Let’s download and install the selinux and selinux_policy cookbooks:

master ~$ knife supermarket install selinux_policy
master ~$ knife supermarket install selinux
master ~$ knife cookbook upload selinux_policy
master ~$ knife cookbook upload selinux

Next, adjust the metadata.rb file of our own cookbook to include the dependency to this newly added cookbook:

depends 'selinux_policy'
depends 'selinux'

We can now use some of the predefined recipes to handle SELinux configuration settings:

  • With selinux_state, we can place the system in an enforcing or permissive state:
selinux_state "SELinux enforcing" do
  action :enforcing
end
  • The selinux_policy_boolean recipe can configure an SELinux boolean value:
selinux_policy_boolean 'httpd_builtin_scripting' do
  value false
end
  • With selinux_policy_port, a custom SELinux port mapping can be defined:
selinux_policy_port '10122' do
  protocol 'tcp'
  secontext 'ssh_port_t'
end
  • A file context definition can be set using selinux_policy_fcontext:
selinux_policy_fcontext '/srv/web(/.*)?' do
  secontext 'httpd_sys_content_t'
end
  • An SELinux domain can be put in permissive mode using the  selinux_policy_permissive  recipe:
selinux_policy_permissive 'zoneminder_t' do
end

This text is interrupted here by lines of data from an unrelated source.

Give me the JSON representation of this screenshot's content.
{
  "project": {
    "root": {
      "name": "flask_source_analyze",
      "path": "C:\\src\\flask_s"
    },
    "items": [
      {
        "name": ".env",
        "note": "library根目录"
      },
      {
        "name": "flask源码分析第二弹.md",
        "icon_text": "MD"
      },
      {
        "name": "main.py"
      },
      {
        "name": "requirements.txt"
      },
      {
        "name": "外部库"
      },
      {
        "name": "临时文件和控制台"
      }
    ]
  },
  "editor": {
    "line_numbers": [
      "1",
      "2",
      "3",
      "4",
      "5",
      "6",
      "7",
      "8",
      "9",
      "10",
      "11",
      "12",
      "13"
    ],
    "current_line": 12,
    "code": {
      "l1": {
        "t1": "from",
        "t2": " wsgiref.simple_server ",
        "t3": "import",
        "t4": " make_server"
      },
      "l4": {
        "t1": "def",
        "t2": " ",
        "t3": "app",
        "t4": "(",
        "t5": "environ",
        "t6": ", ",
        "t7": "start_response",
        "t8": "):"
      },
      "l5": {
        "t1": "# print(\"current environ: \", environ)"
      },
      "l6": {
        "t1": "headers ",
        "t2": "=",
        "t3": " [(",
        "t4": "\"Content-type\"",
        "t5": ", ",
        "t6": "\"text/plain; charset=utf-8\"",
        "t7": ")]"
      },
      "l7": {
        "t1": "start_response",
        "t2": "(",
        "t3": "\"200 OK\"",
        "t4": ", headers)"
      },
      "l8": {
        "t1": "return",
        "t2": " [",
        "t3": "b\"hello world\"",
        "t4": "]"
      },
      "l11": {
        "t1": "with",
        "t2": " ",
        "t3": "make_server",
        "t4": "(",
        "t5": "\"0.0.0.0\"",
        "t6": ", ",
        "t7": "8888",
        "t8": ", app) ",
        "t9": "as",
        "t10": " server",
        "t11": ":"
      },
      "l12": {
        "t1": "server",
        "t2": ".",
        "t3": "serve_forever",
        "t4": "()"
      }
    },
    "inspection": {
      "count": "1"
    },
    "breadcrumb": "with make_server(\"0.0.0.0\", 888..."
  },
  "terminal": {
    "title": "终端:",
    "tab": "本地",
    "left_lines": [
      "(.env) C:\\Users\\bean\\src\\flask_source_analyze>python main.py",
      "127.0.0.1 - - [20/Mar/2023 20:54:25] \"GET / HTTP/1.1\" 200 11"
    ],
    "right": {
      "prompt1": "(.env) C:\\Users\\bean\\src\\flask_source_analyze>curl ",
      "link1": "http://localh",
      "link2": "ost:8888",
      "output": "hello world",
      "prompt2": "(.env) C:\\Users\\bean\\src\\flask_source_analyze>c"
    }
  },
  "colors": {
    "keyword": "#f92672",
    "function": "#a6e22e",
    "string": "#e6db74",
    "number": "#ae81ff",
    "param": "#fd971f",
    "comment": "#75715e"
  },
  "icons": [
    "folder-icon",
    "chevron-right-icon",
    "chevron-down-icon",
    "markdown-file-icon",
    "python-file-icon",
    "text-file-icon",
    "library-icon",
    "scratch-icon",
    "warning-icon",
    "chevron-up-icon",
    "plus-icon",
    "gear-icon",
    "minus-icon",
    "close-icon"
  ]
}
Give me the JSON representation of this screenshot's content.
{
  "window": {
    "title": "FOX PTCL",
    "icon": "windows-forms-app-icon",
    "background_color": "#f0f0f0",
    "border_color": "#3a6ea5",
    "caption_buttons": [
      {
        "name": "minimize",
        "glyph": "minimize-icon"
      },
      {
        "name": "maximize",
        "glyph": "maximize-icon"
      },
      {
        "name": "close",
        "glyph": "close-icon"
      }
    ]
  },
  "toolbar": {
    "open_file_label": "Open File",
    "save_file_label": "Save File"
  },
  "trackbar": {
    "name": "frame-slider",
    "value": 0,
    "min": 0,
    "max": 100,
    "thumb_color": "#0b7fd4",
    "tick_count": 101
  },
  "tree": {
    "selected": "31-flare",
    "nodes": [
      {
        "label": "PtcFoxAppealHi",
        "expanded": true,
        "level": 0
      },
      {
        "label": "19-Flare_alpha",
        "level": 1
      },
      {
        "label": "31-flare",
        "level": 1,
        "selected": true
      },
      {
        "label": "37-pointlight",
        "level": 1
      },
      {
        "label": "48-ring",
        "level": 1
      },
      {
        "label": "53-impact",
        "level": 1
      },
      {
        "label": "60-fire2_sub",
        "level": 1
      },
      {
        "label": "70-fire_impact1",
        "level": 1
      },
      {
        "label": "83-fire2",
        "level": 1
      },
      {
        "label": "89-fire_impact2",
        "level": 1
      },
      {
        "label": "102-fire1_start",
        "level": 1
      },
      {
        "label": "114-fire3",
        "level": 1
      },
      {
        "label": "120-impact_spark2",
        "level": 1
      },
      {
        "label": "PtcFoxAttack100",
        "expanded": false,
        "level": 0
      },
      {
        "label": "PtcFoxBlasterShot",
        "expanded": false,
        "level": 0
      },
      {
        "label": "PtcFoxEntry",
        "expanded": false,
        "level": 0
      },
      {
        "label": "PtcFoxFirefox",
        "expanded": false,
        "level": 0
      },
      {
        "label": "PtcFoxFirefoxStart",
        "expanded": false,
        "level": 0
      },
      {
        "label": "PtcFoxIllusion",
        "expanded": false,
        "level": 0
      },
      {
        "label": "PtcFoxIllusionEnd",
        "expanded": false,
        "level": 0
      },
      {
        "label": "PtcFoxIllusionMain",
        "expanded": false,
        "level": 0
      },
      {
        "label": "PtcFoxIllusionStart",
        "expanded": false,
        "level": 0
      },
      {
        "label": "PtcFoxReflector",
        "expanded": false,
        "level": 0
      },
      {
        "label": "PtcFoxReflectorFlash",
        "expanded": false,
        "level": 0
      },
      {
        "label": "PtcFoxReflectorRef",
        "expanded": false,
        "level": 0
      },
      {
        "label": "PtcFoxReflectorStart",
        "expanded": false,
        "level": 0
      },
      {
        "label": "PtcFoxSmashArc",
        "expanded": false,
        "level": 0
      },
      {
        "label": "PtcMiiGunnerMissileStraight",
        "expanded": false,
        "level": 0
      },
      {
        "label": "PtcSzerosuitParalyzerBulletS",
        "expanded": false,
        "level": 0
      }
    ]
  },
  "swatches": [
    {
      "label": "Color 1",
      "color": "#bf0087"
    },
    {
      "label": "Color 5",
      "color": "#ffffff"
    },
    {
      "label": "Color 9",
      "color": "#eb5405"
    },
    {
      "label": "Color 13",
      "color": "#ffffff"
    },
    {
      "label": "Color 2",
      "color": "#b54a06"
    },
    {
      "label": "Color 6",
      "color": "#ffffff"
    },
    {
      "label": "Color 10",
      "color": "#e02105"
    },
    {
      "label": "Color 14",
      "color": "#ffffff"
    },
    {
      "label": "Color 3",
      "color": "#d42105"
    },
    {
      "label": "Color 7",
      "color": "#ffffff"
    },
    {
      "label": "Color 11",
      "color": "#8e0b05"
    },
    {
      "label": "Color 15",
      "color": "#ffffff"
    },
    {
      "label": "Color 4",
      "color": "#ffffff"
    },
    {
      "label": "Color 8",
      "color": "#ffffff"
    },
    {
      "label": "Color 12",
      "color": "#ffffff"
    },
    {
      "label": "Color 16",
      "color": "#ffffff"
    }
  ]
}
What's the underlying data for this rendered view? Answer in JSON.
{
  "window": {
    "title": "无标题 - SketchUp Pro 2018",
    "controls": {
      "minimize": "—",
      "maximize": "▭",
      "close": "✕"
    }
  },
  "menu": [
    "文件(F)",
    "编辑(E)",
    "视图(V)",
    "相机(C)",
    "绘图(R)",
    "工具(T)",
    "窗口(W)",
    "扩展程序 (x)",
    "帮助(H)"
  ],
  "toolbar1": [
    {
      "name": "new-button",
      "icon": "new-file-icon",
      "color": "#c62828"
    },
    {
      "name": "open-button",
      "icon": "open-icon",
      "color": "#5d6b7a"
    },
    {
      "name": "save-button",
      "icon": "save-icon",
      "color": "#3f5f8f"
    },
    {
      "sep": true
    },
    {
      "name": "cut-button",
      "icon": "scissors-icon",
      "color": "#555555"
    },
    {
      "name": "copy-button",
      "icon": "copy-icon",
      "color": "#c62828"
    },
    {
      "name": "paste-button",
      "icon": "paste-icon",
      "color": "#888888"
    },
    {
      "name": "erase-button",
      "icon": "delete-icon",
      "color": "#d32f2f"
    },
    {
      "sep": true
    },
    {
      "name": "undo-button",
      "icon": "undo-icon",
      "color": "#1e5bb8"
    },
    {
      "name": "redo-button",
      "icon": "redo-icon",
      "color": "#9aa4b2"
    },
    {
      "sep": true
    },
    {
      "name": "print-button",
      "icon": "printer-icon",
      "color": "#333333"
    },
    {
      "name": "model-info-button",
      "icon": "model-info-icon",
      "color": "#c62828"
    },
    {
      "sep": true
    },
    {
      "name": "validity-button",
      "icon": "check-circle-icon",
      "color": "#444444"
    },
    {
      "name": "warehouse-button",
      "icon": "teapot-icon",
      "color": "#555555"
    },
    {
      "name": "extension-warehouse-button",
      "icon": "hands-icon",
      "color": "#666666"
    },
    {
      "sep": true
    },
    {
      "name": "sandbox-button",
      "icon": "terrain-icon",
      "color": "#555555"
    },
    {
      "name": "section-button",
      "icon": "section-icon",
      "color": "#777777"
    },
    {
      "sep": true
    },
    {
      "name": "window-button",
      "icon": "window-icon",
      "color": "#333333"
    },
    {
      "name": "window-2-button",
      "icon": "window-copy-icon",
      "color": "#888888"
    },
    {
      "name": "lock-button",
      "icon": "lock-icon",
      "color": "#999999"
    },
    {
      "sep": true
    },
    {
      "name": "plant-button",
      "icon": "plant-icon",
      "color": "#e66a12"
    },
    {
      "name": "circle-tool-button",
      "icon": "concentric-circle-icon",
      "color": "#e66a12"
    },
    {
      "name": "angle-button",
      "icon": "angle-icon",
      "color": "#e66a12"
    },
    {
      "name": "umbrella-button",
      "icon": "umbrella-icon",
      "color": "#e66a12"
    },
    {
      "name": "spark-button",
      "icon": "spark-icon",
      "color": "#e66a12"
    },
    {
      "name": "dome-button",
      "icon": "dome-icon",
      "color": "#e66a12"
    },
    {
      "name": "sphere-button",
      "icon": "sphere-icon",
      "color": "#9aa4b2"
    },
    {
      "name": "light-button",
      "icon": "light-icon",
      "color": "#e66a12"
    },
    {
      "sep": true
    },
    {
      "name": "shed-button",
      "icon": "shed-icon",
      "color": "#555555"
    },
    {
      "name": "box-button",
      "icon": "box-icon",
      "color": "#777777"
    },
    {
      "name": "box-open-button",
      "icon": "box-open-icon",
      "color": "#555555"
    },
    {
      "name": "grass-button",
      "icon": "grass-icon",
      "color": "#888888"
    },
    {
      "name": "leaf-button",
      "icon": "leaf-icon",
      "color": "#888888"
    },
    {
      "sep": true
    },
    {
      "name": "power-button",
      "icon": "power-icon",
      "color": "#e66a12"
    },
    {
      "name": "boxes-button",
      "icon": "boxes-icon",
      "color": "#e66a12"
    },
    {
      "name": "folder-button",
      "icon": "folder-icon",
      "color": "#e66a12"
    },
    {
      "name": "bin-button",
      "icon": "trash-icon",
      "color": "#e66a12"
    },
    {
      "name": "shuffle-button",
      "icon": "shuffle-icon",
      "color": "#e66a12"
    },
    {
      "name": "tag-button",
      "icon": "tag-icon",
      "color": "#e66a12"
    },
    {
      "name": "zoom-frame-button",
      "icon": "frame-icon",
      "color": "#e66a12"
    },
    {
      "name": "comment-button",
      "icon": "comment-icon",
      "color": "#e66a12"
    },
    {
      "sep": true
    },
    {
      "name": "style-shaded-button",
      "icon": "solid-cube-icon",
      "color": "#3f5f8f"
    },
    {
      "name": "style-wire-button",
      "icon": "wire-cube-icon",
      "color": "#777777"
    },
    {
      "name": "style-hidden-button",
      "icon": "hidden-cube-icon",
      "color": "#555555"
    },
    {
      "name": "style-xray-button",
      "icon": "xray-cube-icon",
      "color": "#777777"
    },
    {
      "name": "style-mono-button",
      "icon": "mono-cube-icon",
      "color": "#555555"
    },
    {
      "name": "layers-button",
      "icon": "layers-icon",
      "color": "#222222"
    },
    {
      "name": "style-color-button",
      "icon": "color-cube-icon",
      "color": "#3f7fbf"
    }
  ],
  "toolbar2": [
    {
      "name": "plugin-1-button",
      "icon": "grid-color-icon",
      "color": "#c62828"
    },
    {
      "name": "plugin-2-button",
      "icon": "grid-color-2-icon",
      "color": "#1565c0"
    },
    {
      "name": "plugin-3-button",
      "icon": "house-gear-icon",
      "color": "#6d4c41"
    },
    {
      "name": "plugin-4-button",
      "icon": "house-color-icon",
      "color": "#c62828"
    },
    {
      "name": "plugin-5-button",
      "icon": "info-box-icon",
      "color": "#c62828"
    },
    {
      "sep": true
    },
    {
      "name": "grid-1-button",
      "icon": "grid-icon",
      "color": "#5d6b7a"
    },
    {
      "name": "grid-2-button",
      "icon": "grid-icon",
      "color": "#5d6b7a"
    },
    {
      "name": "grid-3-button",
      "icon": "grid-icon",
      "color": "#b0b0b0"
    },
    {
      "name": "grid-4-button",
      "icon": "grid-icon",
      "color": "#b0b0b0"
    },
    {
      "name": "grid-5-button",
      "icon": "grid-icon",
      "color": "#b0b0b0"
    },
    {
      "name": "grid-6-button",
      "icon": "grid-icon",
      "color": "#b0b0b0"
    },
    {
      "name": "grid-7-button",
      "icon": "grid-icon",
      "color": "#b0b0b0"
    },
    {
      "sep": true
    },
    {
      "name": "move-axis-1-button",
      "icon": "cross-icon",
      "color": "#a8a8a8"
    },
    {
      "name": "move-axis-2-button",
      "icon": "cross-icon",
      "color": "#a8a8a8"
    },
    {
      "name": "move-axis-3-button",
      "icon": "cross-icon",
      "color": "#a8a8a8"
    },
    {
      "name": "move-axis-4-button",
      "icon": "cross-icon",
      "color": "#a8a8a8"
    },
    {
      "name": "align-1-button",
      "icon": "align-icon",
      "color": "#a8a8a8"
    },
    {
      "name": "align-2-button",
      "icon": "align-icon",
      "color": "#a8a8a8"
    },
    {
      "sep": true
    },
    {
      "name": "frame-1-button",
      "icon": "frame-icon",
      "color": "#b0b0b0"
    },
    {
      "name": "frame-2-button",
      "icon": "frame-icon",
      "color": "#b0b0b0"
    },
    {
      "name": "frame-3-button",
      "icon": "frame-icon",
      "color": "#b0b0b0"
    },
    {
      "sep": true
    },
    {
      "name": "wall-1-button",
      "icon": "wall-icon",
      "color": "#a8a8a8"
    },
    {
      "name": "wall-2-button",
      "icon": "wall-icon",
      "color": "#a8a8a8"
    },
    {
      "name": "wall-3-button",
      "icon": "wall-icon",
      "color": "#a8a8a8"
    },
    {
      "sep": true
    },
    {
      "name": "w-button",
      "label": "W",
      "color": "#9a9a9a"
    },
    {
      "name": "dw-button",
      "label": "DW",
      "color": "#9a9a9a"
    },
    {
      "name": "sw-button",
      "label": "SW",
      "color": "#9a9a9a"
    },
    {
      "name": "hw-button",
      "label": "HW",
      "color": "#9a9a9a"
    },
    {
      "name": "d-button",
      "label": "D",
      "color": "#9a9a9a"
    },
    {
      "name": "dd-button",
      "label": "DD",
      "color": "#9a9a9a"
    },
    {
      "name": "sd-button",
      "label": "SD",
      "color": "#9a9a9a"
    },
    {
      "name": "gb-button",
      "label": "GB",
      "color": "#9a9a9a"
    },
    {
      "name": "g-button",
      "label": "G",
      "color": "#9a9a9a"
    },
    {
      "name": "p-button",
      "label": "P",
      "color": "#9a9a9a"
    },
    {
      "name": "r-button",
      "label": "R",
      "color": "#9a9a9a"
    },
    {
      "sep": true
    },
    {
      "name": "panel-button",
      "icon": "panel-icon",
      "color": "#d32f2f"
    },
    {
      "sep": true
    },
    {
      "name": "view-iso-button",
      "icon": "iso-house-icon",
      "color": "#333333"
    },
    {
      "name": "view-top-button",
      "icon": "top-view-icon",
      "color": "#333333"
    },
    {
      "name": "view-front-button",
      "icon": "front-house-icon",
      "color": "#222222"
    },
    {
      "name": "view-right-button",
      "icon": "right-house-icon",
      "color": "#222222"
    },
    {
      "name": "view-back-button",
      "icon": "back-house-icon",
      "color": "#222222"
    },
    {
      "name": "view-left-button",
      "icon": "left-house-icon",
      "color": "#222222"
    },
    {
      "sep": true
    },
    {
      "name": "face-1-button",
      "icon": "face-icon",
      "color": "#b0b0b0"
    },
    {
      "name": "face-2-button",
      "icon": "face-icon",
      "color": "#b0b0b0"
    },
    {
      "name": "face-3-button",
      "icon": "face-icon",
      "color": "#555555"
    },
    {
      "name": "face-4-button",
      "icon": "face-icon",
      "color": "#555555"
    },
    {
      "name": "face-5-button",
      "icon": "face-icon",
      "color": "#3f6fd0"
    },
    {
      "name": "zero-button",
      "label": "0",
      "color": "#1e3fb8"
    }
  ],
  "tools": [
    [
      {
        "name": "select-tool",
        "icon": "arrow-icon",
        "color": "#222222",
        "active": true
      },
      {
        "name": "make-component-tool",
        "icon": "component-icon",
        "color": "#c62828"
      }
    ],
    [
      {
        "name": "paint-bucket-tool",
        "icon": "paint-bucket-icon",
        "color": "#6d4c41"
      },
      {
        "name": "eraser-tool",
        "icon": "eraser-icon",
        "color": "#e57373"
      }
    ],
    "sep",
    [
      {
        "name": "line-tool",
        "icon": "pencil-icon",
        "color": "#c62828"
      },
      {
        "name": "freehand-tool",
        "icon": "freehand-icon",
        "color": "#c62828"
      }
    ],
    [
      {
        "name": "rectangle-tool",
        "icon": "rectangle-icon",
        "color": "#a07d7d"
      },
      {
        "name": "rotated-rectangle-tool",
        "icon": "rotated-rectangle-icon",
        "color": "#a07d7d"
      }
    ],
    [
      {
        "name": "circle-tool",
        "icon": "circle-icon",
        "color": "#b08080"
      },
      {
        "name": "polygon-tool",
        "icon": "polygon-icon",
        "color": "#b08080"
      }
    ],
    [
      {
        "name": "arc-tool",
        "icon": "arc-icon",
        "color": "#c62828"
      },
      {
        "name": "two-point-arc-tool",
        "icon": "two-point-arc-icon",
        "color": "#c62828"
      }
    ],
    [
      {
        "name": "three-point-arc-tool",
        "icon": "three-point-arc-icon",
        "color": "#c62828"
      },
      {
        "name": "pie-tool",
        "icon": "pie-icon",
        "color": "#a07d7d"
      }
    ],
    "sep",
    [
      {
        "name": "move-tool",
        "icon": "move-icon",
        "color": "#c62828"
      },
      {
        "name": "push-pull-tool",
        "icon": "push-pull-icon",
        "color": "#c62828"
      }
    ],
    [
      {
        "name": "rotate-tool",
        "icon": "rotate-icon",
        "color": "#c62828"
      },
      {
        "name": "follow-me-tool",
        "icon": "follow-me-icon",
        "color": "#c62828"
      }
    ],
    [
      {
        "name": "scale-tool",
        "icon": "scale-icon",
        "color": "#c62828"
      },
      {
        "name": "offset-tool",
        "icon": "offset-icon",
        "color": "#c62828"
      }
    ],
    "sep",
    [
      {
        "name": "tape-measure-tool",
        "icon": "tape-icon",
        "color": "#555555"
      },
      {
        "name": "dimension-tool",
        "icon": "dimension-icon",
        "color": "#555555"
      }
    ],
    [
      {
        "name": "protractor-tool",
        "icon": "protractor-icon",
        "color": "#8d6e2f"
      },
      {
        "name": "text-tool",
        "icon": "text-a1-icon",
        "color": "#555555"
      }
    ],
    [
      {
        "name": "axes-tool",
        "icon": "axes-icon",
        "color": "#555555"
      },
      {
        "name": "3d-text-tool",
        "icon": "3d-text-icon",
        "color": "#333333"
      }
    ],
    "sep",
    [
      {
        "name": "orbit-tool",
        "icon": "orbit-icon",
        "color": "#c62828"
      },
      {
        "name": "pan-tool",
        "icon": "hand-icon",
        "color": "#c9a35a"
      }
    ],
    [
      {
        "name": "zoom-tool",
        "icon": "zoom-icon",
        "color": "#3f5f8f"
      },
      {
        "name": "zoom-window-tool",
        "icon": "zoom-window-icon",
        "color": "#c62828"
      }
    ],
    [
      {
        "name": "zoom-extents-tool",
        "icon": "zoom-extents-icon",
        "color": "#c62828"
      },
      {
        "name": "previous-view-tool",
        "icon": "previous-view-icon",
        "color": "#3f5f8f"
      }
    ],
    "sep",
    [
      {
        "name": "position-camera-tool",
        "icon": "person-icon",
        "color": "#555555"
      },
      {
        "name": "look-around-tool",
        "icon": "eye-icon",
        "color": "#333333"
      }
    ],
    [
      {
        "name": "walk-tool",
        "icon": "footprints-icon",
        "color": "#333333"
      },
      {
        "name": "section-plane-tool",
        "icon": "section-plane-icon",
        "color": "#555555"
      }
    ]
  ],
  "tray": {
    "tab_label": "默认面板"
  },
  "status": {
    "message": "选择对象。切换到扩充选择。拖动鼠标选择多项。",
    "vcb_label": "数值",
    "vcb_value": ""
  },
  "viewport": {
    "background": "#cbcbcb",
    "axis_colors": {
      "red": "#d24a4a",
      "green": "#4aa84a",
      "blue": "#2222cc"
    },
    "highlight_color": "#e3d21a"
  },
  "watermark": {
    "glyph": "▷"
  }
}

Don’t forget to upload the changed cookbook before calling chef-client on the remote systems.

Related Articles

No Results Found

The page you requested could not be found. Try refining your search, or use the navigation above to locate the post.

Lorem ipsum dolor sit amet consectetur

0 Comments

Submit a Comment

Your email address will not be published. Required fields are marked *

2 × 5 =